When the ancient Polynesians invented surfing, they often used a paddle to help them navigate. Fast-forward a few millennia, and Stand-Up Paddleboarding, or SUP, finds itself trendy again. Part of its increasing popularity is that standing upright allows surfers to spot waves more easily and thus catch more of them, multiplying the fun factor. Paddling back to the wave becomes less of a strain as well. The ability to cruise along on flat inland water, surveying the sights, is another advantage. Finally, its a good core workout. If youre sold on the idea, schedule an intro SUP lesson, free with board and paddle rental, and you may find yourself riding the waves like a Polynesian king.More
In the past 30 years, light artists have reimagined an art form that has always had the ability to turn the night sky, or a simple window, into luminescence. Last fall, the Yerba Buena Center for the Arts turned its southern glass wall into a parade of sound-sensing lights, Lightswarm, that changes with the movements of nearby people and things. Future Cities Lab, the San Francisco design company behind Lightswarm, has originated another notable light sculpture. Located by the YBCA's steps at 701 Mission, Murmur Wall will light up in arresting ways as it incorporates local trending search engine results and social media postings. Onlookers can offer their own contributions, which will feed into the Murmur Wall's data stream and light up the sculpture. What's trending in San Francisco? If you're walking by the YBCA, you can see firsthand — at least through light patterns that reflect the city's volatile internet habits.
Murmur Wall debuts Thursday at 6 p.m. and continues through May 31, 2017, at Yerba Buena Center for the Arts, 701 Mission St., S.F. Free; 415-978-2700 or ybca.org. More
San Francisco Film Society held their Film Society Awards Night at Bimbo's on Tuesday, May 7th. Harrison Ford was in attendance accepting the 2013 Peter J. Owens Award. Photographs by Josh Edelson for SF Weekly.
The Who has been the subject of past movies, particularly the seminal The Kids Are Alright, but James D. Cooper's documentary Lambert & Stamp provides a fascinating backstory for both the group and 1960s London with Chris Stamp and Kit Lambert, frustrated filmmakers who stumbled into managing the band. Lambert takes more of the focus, having gotten hooked on heroin and died at age 41, and as such is inherently glamorous; he also was openly queer at a time when it was still very much illegal, just 10 years after Alan Turing's death, though Lambert was protected by his aristocratic lineage. While the timeline gets a bit fuzzy in the 1970s, the picture is as much about the early days of The Who as it is about the class systems of mid-20th-century England, as well as the forgotten rivalry between Mods and Rockers. Though it's not just for Who fans, those well-versed in the band will enjoy picking out some of the more obscure, copyright-friendly songs used in the appropriately loud soundtrack — not always directly related to what's on screen — including songwriter Pete Townshend's demos of "Call Me Lightning" and "Recorders." And as entertaining as Lambert & Stamp is, a film of just the eternally eloquent Townshend talking for two hours would also be plenty satisfying.
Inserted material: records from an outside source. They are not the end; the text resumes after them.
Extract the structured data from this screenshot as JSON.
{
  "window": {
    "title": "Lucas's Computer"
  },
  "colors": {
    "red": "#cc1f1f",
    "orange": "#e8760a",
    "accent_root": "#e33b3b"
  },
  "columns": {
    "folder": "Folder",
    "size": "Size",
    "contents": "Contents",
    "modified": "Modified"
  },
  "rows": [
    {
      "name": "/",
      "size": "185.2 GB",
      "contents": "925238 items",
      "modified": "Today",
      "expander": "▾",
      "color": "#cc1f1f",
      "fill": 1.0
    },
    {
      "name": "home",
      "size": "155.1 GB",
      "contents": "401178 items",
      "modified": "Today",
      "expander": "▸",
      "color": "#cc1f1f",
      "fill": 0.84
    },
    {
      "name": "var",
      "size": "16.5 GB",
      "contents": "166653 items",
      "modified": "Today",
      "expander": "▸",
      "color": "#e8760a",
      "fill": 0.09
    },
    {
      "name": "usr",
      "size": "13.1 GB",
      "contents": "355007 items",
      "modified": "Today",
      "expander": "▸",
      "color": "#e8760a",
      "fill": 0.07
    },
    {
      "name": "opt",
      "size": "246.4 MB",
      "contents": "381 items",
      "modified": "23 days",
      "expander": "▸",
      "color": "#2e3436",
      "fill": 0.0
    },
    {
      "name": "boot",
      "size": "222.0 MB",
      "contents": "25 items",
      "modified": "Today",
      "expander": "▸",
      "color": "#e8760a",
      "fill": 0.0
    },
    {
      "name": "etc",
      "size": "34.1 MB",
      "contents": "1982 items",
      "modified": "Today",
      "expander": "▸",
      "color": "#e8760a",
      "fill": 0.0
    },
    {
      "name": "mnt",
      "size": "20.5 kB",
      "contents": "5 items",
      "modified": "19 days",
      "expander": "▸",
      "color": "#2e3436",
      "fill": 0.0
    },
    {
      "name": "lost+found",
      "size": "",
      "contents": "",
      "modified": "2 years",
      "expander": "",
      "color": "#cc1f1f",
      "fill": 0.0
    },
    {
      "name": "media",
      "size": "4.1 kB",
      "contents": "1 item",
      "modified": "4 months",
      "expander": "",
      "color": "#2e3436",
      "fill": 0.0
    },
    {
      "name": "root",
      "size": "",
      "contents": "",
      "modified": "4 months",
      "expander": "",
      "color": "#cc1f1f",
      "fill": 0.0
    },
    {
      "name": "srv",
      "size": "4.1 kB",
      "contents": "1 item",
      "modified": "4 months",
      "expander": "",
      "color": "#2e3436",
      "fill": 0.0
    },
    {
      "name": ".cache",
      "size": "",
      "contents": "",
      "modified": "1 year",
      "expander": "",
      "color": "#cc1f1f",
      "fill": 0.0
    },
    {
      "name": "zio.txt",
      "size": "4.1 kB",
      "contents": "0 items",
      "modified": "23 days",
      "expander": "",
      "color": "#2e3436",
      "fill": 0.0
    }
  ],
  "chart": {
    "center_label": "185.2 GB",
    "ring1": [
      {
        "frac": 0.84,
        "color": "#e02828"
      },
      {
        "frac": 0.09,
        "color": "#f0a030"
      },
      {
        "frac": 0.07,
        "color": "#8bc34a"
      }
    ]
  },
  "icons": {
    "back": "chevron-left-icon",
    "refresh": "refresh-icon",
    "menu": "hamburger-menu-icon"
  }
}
Sub Pop recording artists 'clipping.' brought their brand of noise-driven experimental hip hop to the closing night of 2016's San Francisco Electronic Music Fest this past Sunday. The packed Brava Theater hosted an initially seated crowd that ended the night jumping and dancing against the front of the stage. The trio performed a set focused on their recently released Sci-Fi Horror concept album, 'Splendor & Misery', then delved into their dancier and more aggressive back catalogue, and recent single 'Wriggle'.
Opening performances included local experimental electronic duo 'Tujurikkuja' and computer music artist 'Madalyn Merkey.'"